  • Reader's guide
  • Entries A-Z
  • Subject index

Monogenic Disorders

Monogenic disorders are the consequence of a single defective autosomal gene. These disorders can be broadly classified into autosomal dominant, autosomal recessive, X-linked, and Y-linked disorders, based on the location and inheritance pattern of the defective gene. In some disorders, the condition results from a sole known mutation of a single gene, but more commonly from a variety of different possible mutations to a single gene result in a similar phenotype. Often, monogenic disorders are caused by either the failure to produce an important protein, such as a transmembrane protein or enzyme, or the production of a defective version of such a protein. Examples of single-gene disorders include thalassemias, sickle cell disease, galactosemia, phenylketonuria, cystic fibrosis, polycystic kidney disease, and Friedrich’s ataxia.

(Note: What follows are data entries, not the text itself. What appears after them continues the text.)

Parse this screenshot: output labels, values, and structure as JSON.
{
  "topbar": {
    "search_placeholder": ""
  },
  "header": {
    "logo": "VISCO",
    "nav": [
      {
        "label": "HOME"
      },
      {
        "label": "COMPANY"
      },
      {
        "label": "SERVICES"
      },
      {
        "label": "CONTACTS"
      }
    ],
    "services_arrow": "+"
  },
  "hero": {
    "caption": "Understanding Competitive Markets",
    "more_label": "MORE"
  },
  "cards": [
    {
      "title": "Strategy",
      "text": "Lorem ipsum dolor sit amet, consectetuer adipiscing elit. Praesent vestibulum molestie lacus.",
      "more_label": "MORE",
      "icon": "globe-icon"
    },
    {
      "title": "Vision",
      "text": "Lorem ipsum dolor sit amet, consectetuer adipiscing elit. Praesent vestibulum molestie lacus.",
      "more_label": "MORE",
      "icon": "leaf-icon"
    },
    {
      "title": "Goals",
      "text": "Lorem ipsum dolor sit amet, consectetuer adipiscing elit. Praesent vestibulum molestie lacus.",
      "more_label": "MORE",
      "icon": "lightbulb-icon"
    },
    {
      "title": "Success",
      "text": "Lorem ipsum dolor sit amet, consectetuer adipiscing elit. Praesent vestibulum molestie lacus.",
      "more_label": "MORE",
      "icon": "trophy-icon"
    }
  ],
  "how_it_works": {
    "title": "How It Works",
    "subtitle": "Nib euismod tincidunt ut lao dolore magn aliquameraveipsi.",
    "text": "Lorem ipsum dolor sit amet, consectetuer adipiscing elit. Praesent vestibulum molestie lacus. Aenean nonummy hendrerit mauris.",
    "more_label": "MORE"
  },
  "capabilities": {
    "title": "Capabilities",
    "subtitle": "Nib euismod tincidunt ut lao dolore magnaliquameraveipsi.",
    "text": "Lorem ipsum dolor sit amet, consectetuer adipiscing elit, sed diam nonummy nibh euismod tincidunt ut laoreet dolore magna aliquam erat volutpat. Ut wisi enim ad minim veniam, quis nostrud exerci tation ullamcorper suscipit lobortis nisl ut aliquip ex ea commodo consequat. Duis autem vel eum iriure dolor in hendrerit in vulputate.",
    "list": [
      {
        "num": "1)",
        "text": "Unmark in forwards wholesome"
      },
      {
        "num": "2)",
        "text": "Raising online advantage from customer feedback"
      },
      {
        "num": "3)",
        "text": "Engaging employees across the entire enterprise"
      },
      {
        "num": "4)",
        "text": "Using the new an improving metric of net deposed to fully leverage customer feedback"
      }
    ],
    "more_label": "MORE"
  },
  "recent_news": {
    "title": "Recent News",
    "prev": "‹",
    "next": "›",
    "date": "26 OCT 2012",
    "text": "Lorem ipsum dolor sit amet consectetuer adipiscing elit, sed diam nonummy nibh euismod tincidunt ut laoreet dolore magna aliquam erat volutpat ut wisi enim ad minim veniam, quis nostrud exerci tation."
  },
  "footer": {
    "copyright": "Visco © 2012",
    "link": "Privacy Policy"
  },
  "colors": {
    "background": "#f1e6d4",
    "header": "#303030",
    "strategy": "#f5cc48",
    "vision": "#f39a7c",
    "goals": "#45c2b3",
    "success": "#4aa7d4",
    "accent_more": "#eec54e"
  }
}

By their nature, individuals ...

    • Loading...
    locked icon

    Sign in to access this content

    Get a 30 day FREE TRIAL

    • Watch videos from a variety of sources bringing classroom topics to life
    • Read modern, diverse business cases
    • Explore hundreds of books and reference titles